▶ _WHAT IS REQUIRED_: From the data that follows, copy every line holding the string "icon".

▶ _DATA EXTRACTS_:

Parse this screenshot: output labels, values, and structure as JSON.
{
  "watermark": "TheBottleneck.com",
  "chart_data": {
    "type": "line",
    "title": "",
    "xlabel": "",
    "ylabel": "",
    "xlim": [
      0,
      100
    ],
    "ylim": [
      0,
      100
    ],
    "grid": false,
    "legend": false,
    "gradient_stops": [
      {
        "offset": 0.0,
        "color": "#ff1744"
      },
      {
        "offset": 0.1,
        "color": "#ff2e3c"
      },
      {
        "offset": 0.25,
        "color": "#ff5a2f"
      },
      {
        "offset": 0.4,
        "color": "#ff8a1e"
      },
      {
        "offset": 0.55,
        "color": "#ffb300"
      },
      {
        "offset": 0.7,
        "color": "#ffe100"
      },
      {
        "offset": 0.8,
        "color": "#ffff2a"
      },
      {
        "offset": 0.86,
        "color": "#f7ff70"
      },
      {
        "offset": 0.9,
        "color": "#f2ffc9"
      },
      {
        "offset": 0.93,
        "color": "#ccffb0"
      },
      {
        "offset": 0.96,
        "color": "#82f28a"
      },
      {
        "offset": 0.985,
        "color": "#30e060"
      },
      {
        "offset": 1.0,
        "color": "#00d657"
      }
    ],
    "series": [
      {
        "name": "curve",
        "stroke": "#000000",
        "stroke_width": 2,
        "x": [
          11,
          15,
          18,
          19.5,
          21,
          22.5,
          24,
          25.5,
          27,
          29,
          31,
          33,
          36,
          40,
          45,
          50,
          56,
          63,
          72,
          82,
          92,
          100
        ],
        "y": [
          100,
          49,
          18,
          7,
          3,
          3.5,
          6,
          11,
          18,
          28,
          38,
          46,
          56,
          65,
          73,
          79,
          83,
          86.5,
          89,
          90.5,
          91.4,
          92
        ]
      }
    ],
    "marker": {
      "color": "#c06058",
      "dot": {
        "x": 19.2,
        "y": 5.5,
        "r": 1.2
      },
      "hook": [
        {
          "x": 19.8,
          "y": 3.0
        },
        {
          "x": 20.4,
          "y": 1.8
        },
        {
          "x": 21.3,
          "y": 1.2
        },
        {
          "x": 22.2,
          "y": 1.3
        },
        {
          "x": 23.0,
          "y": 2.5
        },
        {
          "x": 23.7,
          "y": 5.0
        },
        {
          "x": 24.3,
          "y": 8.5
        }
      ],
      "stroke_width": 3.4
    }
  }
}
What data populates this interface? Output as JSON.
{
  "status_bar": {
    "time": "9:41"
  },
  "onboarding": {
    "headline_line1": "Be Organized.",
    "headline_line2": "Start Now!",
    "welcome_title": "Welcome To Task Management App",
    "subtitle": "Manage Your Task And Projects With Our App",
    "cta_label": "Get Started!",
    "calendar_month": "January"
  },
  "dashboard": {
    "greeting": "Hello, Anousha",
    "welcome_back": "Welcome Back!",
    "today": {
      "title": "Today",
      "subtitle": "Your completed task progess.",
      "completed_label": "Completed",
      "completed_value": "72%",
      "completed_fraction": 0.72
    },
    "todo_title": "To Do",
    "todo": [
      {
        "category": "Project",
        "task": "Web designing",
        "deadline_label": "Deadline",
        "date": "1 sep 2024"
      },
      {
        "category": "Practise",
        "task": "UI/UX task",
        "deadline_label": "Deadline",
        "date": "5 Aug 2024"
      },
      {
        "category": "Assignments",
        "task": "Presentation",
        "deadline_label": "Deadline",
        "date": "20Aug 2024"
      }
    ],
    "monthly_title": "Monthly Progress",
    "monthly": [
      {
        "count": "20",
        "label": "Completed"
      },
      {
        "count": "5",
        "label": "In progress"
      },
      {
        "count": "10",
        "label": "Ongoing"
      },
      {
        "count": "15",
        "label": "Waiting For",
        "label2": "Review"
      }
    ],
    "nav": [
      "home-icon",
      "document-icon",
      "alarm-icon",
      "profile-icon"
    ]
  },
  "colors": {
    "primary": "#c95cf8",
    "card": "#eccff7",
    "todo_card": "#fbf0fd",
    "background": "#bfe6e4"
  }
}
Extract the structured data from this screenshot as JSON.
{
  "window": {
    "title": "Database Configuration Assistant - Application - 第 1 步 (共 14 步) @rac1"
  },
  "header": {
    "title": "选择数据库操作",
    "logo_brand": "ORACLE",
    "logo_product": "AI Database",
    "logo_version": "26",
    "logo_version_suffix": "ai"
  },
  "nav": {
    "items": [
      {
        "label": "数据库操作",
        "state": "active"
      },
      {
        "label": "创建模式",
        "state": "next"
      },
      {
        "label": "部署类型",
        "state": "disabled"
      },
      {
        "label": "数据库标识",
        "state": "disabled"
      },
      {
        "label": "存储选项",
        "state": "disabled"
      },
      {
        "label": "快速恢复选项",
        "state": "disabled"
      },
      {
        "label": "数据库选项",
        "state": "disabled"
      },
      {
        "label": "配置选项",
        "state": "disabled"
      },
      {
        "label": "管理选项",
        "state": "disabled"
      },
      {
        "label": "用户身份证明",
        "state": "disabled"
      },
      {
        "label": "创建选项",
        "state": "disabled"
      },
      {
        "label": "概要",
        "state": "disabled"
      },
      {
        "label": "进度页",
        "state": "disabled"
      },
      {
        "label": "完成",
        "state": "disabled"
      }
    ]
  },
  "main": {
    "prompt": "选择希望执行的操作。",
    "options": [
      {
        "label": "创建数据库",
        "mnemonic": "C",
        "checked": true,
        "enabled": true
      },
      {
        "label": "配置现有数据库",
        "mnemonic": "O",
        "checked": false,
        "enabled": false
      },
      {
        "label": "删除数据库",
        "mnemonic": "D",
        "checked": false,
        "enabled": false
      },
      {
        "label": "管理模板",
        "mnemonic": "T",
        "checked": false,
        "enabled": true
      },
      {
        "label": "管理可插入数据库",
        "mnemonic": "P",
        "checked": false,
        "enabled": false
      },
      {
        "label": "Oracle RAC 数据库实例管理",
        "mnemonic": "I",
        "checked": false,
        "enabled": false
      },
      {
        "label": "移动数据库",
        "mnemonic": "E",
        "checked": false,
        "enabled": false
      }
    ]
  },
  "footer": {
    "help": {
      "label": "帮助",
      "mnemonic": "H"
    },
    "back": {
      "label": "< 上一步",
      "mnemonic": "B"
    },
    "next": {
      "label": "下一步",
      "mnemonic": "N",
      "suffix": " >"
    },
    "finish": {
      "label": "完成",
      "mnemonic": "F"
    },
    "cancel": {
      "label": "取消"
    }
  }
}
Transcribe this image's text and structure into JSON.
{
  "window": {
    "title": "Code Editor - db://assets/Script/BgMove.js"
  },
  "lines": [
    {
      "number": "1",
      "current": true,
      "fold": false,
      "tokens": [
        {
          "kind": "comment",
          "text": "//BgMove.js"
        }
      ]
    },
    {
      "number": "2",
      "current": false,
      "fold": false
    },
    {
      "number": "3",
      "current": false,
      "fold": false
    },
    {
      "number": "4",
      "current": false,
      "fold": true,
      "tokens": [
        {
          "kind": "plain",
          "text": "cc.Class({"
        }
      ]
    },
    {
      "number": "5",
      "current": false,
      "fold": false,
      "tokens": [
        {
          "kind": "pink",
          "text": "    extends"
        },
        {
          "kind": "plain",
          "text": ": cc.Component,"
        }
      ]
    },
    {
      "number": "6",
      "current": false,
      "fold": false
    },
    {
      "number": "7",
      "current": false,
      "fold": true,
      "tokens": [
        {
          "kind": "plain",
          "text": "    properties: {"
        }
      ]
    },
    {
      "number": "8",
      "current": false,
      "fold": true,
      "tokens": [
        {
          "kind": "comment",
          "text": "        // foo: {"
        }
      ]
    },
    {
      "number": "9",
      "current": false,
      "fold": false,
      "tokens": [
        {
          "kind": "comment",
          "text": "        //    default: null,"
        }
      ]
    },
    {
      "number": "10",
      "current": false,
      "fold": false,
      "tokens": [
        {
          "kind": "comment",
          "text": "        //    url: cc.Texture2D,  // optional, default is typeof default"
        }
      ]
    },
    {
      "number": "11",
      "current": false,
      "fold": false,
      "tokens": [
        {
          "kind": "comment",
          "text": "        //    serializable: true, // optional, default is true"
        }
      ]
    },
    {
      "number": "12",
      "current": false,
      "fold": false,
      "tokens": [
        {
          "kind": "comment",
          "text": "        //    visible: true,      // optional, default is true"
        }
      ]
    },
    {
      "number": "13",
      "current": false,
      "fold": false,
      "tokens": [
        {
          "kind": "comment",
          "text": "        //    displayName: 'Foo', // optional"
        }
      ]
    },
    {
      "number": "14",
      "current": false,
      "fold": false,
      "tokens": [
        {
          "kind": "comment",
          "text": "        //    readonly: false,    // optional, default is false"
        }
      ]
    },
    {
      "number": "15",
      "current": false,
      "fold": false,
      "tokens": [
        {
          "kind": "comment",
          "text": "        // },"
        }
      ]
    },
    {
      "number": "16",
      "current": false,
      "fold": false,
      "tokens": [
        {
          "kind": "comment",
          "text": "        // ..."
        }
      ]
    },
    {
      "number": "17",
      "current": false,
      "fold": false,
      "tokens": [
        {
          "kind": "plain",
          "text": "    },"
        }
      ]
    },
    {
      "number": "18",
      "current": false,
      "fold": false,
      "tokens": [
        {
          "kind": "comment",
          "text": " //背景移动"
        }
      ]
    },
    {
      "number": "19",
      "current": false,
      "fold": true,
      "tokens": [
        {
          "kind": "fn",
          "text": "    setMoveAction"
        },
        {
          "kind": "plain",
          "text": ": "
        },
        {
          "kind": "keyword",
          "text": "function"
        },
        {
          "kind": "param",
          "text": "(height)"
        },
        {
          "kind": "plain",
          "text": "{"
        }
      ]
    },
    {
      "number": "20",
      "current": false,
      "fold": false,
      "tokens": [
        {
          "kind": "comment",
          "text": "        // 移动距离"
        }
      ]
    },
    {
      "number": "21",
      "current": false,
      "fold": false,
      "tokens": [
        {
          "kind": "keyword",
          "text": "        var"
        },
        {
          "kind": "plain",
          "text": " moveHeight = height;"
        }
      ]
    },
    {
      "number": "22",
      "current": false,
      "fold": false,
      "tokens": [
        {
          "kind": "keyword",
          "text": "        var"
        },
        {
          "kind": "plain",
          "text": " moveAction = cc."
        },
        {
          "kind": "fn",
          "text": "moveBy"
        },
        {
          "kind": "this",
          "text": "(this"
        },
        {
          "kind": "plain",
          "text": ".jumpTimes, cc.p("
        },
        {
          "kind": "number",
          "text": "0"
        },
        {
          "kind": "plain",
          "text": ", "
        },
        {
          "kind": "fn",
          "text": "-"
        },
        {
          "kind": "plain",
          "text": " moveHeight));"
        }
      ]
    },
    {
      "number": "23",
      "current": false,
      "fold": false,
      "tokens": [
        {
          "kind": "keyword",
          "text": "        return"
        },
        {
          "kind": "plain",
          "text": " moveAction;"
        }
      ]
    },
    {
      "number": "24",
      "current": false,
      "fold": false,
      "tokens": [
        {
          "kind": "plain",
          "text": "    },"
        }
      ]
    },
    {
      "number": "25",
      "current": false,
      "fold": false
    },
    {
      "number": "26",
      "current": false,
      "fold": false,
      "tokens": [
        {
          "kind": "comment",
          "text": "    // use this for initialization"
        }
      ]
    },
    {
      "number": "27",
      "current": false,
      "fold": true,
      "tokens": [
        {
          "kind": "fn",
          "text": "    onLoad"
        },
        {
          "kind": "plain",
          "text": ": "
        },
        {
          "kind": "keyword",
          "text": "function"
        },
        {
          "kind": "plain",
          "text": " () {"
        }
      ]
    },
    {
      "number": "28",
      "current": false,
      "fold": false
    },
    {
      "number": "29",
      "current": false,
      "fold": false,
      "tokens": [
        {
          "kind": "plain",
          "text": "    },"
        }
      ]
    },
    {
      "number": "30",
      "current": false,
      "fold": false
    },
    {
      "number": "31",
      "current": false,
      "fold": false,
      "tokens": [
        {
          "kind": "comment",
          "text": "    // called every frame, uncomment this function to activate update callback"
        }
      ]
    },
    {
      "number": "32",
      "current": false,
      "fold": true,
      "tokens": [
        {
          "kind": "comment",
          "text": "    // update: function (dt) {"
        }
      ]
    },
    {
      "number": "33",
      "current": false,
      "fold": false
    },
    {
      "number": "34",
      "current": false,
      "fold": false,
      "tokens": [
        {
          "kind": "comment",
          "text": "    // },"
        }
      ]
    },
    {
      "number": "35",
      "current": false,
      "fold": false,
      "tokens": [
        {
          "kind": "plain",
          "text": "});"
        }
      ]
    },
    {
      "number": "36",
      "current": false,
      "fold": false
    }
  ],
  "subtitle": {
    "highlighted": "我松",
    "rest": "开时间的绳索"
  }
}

▶ _TASK OUTPUT_:
      "home-icon",
      "document-icon",
      "alarm-icon",
      "profile-icon"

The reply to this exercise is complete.